### Information
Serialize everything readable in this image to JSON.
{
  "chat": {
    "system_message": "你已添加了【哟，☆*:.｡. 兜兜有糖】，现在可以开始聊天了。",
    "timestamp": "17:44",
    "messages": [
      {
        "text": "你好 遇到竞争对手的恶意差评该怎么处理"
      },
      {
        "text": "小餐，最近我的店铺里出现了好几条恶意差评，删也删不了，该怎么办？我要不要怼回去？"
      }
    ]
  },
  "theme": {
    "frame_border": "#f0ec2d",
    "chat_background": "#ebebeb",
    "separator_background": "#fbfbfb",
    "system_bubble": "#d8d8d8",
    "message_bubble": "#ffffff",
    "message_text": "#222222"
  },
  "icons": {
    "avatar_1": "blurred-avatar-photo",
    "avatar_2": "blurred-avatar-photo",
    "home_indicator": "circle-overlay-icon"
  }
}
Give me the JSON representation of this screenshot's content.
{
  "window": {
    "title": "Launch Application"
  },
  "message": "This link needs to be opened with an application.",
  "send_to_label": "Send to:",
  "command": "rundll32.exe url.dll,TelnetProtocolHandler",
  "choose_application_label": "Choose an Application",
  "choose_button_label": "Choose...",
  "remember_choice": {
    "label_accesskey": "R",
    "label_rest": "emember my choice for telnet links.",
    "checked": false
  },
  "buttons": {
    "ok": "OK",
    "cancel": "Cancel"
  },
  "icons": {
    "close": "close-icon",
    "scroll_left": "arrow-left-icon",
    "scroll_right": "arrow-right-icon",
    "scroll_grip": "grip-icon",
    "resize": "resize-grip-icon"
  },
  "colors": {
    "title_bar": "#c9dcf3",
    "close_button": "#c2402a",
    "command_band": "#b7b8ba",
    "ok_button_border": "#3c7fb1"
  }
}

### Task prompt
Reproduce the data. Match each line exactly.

### Response
Serialize everything readable in this image to JSON.
{
  "chat": {
    "system_message": "你已添加了【哟，☆*:.｡. 兜兜有糖】，现在可以开始聊天了。",
    "timestamp": "17:44",
    "messages": [
      {
        "text": "你好 遇到竞争对手的恶意差评该怎么处理"
      },
      {
        "text": "小餐，最近我的店铺里出现了好几条恶意差评，删也删不了，该怎么办？我要不要怼回去？"
      }
    ]
  },
  "theme": {
    "frame_border": "#f0ec2d",
    "chat_background": "#ebebeb",
    "separator_background": "#fbfbfb",
    "system_bubble": "#d8d8d8",
    "message_bubble": "#ffffff",
    "message_text": "#222222"
  },
  "icons": {
    "avatar_1": "blurred-avatar-photo",
    "avatar_2": "blurred-avatar-photo",
    "home_indicator": "circle-overlay-icon"
  }
}
Give me the JSON representation of this screenshot's content.
{
  "window": {
    "title": "Launch Application"
  },
  "message": "This link needs to be opened with an application.",
  "send_to_label": "Send to:",
  "command": "rundll32.exe url.dll,TelnetProtocolHandler",
  "choose_application_label": "Choose an Application",
  "choose_button_label": "Choose...",
  "remember_choice": {
    "label_accesskey": "R",
    "label_rest": "emember my choice for telnet links.",
    "checked": false
  },
  "buttons": {
    "ok": "OK",
    "cancel": "Cancel"
  },
  "icons": {
    "close": "close-icon",
    "scroll_left": "arrow-left-icon",
    "scroll_right": "arrow-right-icon",
    "scroll_grip": "grip-icon",
    "resize": "resize-grip-icon"
  },
  "colors": {
    "title_bar": "#c9dcf3",
    "close_button": "#c2402a",
    "command_band": "#b7b8ba",
    "ok_button_border": "#3c7fb1"
  }
}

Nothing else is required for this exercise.